Accounts of a lavish meal at a 1951 Explorer's Club gala say those there dined on prehistoric meats like woolly mammoth that had been long preserved in a glacier, the Associated Press says. The menu, meanwhile, said the meat served was giant sloth, the AP notes.
However, a DNA analysis of meat from the meal — sent to a member who couldn't make the party and that wound up in a museum — has found it was neither of those.
"I'm sure people wanted to believe it. They had no idea that many years later a PhD student would come along and figure this out with DNA sequencing techniques," Yale's Jessica Glass tells the AP.
She and her colleagues report in PLOS One this week that the mystery meat was actually green sea turtle. They sequenced part of the mitochondrial cytochrome-b gene and compared it to those in GenBank to find close matches with Chelonia mydas, or green sea turtle.

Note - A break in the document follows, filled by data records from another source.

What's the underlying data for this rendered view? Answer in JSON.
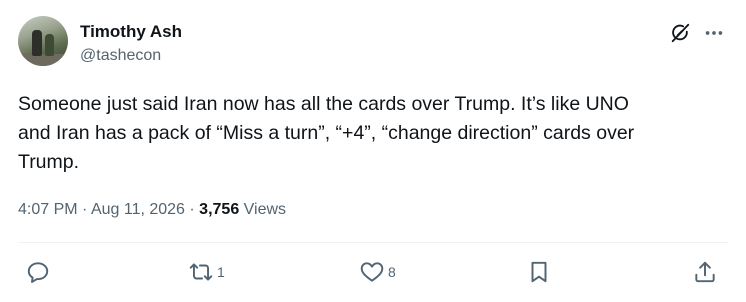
{
  "author": {
    "name": "Timothy Ash",
    "handle": "@tashecon"
  },
  "tweet": {
    "text": "Someone just said Iran now has all the cards over Trump. It’s like UNO\nand Iran has a pack of “Miss a turn”, “+4”, “change direction” cards over\nTrump.",
    "time": "4:07 PM",
    "separator": " · ",
    "date": "Aug 11, 2026",
    "views_count": "3,756",
    "views_label": " Views"
  },
  "actions": {
    "reply_count": "",
    "retweet_count": "1",
    "like_count": "8"
  },
  "colors": {
    "text": "#0f1419",
    "secondary": "#536471",
    "icon": "#536471"
  },
  "icons": {
    "grok": "grok-icon",
    "more": "more-icon",
    "reply": "reply-icon",
    "retweet": "retweet-icon",
    "like": "heart-icon",
    "bookmark": "bookmark-icon",
    "share": "share-icon"
  }
}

"Our archival research suggests that the prehistoric meat served at the 1951 ECAD was a jocular publicity stunt that mistakenly wound its way into fact," the researchers write in the paper.

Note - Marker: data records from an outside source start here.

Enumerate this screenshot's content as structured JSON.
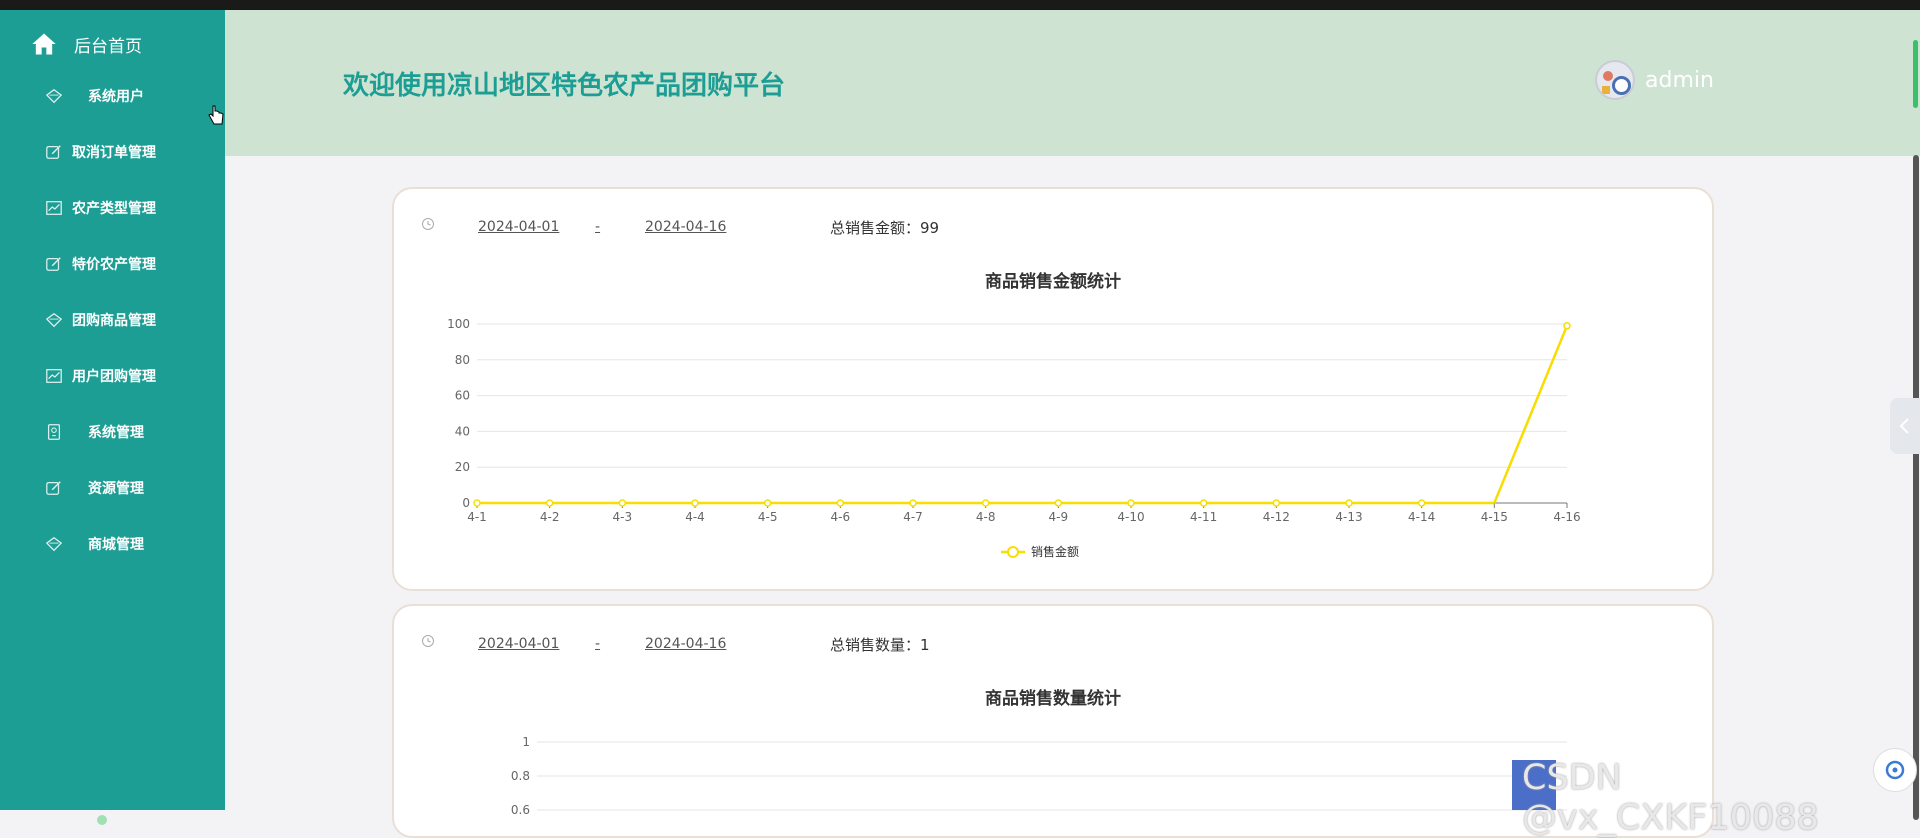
{
  "sidebar": {
    "home_label": "后台首页",
    "items": [
      {
        "label": "系统用户",
        "icon": "diamond-icon"
      },
      {
        "label": "取消订单管理",
        "icon": "edit-icon"
      },
      {
        "label": "农产类型管理",
        "icon": "chart-icon"
      },
      {
        "label": "特价农产管理",
        "icon": "edit-icon"
      },
      {
        "label": "团购商品管理",
        "icon": "diamond-icon"
      },
      {
        "label": "用户团购管理",
        "icon": "chart-icon"
      },
      {
        "label": "系统管理",
        "icon": "certificate-icon"
      },
      {
        "label": "资源管理",
        "icon": "edit-icon"
      },
      {
        "label": "商城管理",
        "icon": "diamond-icon"
      }
    ]
  },
  "header": {
    "title": "欢迎使用凉山地区特色农产品团购平台",
    "username": "admin"
  },
  "card1": {
    "start_date": "2024-04-01",
    "separator": "-",
    "end_date": "2024-04-16",
    "total_label": "总销售金额：",
    "total_value": "99"
  },
  "card2": {
    "start_date": "2024-04-01",
    "separator": "-",
    "end_date": "2024-04-16",
    "total_label": "总销售数量：",
    "total_value": "1"
  },
  "watermark": "CSDN @vx_CXKF10088",
  "colors": {
    "sidebar": "#1d9e94",
    "header": "#cfe3d3",
    "series_line": "#f7dd00"
  },
  "chart_data": [
    {
      "type": "line",
      "title": "商品销售金额统计",
      "x": [
        "4-1",
        "4-2",
        "4-3",
        "4-4",
        "4-5",
        "4-6",
        "4-7",
        "4-8",
        "4-9",
        "4-10",
        "4-11",
        "4-12",
        "4-13",
        "4-14",
        "4-15",
        "4-16"
      ],
      "series": [
        {
          "name": "销售金额",
          "values": [
            0,
            0,
            0,
            0,
            0,
            0,
            0,
            0,
            0,
            0,
            0,
            0,
            0,
            0,
            0,
            99
          ]
        }
      ],
      "ylim": [
        0,
        100
      ],
      "yticks": [
        0,
        20,
        40,
        60,
        80,
        100
      ],
      "grid": true,
      "legend": "bottom-center"
    },
    {
      "type": "line",
      "title": "商品销售数量统计",
      "ylim": [
        0,
        1
      ],
      "yticks": [
        0.6,
        0.8,
        1
      ],
      "grid": true
    }
  ]
}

The Explorer's Club says it is satisfied with the outcome of the study, which it funded. "The mindset 65 years ago and today has dramatically changed and what was obviously a unique event decades ago, has given way to a determined effort to introduce people to the foods that can sustain mankind well into the future," Will Roseman, its executive director, says.